Round 3: 84th overall

Deandre Houston-Carson, FS, William and Mary Continue reading

Keys to the Offseason of the Redskins

For the first time in three years, the Redskins made the playoffs. Quarterback Kirk Cousins led the team to a 9-7 record as well as a division title in the NFC East. Even with the playoff appearence, Washington has many holes to fix in the offseason.

Safety

It is challenging to remember the last time the Redskins had a consistent pair of safeties, and 2015 was no different. Washington brought in veteran Dashon Goldson, along with former Seahawk Jeron Johnson to compete with Duke Ihenacho. After winning the starting job, Ihenacho suffered a season ending injury. But instead of Johnson, rookie Trenton Robinson took the starting job, implying the former free agent’s third string role in the depth charts. As a whole, the Redskins’ secondary finished in the bottom half of the league in virtually every defensive passing statistic. Out of 87 qualified safeties, Kyshoen Jarrett finished highest for Washington at 54, according to Pro Football Focus.  With both of their starting safeties over 30 years old, Scot Mccloughan will be forced to address those issues in the offseason.

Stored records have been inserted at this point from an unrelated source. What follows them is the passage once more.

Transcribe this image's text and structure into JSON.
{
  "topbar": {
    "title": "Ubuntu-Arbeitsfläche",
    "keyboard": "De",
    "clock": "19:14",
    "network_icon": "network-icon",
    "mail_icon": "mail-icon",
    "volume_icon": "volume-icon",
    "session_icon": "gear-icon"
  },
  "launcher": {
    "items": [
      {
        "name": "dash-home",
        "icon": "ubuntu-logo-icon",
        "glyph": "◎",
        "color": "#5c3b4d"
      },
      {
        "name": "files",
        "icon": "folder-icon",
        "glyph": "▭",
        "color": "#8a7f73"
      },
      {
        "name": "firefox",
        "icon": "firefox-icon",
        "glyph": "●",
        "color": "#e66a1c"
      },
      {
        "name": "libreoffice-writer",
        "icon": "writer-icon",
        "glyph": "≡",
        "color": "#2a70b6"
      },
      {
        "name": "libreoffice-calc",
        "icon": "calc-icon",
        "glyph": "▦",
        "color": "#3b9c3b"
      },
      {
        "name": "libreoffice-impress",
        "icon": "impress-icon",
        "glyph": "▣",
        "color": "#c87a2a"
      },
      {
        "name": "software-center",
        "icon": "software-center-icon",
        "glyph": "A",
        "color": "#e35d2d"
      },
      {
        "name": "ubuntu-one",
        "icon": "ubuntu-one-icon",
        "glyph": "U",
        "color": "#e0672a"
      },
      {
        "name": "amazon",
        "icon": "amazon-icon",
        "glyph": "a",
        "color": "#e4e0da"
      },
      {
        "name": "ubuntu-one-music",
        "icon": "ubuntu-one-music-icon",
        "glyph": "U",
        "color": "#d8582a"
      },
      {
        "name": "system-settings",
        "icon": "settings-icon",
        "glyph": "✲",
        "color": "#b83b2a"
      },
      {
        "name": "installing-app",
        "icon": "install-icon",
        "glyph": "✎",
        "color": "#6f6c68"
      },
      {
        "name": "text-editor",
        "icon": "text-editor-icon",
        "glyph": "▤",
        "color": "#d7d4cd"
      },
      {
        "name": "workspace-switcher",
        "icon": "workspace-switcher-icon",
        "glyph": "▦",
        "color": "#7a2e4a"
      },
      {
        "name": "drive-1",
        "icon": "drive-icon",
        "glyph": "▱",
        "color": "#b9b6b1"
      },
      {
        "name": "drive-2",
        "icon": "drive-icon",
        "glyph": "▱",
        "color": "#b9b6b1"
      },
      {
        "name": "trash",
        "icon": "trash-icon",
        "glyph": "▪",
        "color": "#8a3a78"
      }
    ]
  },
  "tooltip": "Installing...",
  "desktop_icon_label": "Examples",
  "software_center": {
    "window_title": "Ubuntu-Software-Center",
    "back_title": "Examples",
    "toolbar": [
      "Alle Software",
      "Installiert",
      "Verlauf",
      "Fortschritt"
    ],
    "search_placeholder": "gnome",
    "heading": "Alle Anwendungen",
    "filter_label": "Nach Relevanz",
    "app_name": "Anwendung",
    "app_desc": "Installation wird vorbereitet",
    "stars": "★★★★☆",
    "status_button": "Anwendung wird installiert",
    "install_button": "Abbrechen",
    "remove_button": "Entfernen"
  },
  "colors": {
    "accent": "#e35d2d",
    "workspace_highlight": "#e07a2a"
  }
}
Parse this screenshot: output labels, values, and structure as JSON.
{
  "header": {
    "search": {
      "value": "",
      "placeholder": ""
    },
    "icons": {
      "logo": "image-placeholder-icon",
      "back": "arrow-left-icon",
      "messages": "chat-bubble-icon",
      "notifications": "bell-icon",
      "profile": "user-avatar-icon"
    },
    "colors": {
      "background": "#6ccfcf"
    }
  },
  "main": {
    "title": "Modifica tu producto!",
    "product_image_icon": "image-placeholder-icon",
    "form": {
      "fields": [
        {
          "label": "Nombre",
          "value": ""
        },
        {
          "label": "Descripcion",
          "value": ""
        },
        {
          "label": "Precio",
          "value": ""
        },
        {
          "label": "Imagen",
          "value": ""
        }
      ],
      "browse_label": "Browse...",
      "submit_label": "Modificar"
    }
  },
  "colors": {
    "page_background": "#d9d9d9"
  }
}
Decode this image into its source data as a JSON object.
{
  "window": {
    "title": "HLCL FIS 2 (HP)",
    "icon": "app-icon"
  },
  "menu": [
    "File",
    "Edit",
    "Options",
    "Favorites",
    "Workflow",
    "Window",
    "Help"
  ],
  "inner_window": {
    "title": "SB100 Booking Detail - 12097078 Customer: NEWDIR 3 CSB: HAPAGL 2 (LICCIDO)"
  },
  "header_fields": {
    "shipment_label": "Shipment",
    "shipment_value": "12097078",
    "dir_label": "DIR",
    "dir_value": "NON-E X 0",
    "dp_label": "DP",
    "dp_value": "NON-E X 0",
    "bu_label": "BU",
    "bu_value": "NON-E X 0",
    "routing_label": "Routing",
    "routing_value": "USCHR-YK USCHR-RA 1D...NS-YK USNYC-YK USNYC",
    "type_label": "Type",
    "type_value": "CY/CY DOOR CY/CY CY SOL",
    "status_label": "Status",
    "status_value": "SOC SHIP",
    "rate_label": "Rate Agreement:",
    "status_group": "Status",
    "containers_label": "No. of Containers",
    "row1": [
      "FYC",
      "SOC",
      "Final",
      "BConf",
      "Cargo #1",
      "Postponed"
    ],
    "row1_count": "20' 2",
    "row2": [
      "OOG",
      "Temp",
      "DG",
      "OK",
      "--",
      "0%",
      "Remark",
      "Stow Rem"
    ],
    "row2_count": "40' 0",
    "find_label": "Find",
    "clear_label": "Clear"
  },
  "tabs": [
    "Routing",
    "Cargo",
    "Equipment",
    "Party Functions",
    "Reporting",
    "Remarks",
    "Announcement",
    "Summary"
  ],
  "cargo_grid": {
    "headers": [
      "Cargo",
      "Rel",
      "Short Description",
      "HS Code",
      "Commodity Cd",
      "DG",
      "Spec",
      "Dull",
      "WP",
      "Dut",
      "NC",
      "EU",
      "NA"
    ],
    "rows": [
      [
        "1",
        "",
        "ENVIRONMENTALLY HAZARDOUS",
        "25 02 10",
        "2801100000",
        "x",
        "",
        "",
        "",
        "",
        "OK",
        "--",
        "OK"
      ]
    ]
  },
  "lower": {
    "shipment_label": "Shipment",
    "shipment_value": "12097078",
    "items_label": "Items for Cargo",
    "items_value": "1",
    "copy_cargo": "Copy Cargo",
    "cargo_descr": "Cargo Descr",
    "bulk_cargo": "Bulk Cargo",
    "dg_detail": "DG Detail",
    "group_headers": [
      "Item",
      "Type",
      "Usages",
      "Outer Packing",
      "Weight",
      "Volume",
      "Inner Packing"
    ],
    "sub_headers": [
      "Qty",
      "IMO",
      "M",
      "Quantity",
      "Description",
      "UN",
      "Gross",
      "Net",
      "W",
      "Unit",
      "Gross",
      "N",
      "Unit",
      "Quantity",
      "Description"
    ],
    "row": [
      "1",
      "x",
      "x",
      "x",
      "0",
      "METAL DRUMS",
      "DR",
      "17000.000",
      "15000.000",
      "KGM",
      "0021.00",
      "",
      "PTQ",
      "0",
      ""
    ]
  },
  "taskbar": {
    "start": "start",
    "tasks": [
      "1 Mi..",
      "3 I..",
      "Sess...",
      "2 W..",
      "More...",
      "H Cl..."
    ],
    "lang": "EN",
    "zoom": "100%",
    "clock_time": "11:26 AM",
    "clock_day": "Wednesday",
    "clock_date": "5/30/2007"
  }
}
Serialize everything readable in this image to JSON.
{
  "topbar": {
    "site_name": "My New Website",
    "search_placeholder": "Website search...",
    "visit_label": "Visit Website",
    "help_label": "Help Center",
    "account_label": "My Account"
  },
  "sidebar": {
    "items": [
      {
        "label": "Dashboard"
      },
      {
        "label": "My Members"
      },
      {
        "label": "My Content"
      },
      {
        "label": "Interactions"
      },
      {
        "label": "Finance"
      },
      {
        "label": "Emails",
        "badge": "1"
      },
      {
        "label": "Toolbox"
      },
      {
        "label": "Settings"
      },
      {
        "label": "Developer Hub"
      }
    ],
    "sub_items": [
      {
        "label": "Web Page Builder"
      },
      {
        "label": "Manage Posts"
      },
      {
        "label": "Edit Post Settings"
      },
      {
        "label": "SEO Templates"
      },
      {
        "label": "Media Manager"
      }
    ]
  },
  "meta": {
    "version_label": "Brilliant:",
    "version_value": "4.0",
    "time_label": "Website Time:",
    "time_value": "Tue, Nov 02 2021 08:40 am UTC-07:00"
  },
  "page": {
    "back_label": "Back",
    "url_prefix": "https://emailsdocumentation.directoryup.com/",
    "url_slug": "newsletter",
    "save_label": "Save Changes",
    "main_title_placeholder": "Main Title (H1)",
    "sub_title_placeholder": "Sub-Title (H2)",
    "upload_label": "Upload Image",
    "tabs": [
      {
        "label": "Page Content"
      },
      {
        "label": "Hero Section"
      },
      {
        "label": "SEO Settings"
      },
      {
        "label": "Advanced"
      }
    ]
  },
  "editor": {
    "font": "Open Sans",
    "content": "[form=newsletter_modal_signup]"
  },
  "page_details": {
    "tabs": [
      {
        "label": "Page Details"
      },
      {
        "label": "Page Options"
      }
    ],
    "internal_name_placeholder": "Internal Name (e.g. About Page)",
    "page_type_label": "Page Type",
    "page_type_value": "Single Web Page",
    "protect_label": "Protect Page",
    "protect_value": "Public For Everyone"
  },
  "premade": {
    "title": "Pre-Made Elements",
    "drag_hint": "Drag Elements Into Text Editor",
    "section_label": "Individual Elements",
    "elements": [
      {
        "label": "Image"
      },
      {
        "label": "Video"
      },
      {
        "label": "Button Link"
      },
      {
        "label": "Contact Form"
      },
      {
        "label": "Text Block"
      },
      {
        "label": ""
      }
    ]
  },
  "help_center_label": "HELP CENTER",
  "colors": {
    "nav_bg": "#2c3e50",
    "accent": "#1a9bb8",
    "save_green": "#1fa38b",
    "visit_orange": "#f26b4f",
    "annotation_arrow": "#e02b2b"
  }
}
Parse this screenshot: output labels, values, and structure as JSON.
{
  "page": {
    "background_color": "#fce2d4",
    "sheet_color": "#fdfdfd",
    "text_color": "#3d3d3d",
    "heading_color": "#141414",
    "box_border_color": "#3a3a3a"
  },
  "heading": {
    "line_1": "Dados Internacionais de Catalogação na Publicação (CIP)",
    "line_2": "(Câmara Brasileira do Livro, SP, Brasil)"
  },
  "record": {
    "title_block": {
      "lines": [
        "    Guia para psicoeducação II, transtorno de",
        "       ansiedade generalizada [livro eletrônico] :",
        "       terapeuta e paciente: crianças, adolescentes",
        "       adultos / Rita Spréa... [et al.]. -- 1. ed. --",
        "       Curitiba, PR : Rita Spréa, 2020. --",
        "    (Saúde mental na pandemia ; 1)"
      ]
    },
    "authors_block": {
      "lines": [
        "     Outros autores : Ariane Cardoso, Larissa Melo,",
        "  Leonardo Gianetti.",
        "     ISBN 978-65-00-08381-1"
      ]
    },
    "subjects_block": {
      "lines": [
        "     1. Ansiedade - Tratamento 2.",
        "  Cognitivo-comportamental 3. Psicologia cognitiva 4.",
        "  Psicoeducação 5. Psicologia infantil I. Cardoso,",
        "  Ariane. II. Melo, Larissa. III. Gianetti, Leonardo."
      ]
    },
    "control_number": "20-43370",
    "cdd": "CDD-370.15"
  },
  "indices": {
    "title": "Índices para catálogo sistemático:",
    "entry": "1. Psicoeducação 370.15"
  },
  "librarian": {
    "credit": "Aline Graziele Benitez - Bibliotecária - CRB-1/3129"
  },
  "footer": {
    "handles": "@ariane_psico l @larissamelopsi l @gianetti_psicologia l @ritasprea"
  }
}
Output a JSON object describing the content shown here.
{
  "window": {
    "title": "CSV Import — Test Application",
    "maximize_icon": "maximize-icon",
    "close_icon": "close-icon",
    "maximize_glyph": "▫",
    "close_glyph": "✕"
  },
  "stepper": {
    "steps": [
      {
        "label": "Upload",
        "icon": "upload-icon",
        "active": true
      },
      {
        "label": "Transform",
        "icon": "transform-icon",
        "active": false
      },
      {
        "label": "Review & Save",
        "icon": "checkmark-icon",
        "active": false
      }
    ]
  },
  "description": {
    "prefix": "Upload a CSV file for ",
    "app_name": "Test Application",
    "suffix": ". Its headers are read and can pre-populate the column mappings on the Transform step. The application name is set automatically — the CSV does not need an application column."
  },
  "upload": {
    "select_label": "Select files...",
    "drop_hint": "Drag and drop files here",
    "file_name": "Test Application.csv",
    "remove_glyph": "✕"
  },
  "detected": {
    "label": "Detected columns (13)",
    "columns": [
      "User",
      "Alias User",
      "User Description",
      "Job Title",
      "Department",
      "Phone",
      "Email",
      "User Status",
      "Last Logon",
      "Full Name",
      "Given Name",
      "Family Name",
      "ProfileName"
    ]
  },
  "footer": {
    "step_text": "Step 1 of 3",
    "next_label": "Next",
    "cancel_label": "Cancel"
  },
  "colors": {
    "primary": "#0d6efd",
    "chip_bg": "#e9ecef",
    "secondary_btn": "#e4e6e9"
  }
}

Lacking depth at safety, the 2016 draft might not provide an immediate solution to Washington’s woes. When I look at the current safeties available in the draft, two jump out to me. Out of Maryland, Sean Davis has shown encouraging qualities in the past few years. Talented in run support, and also good in coverage versus tight ends, the Maryland alum is projected to be a third round pick. Though he played in the FCS division of college, Deandre Houston-Carson is still a projected fourth round pick. Houston-Carson is a former cornerback, and excels in pass coverage and special teams. Scot Mccloughan tends to draft bigger defensive backs, and both Davis and Carson are over 6’0.  

Middle Linebacker Continue reading

Redskins’ Keys to the Playoffs

The Redskins finished the 2015 season on an extremely high note. After a 3-5 start, Kirk Cousins led the Redskins to a 6-2 finish. A dominating performance against the Eagles secured the first playoff appearance for Washington in three years. Though the team will facing a lower seed in the playoffs, the Packers have a strong 10-6 record. It will be a tough matchup for Washington but here are three keys to success. (Shout out to DJ Khaled)

  1. Young Middle Linebackers Need to Step Up

Keenan Robinson, the original starter, has started once since week nine due to injury. Continue reading

The Goods and Bads Minus The Uglies

Good:

Jay Gruden’s Play calling

With five minutes remaining in the fourth quarter, the Redskins took the field down 20-16. Last week Gruden struggled with play calling, leading many analysts to criticize him and call for his job. But on the final drive of Sunday’s game the second year coach showed great improvement. Though time was a constraint Gruden mixed up the play calling, forcing the Eagles to stop playing a very conservative defensive set. Though Alfred Morris was averaging just 1.8 yards per carry going into the last drive, Coach Gruden still correctly remained confident in the bellcow back, and showed it by giving Morris four carries in the game winning drive. The trust paid off, with Morris averaging over nine yards per carry, giving Cousins pivotal room to throw. A full commitment to the passing game would have put too much pressure on Cousins, so Gruden’s change of style looks promising for the rest of the Redskins season. Continue reading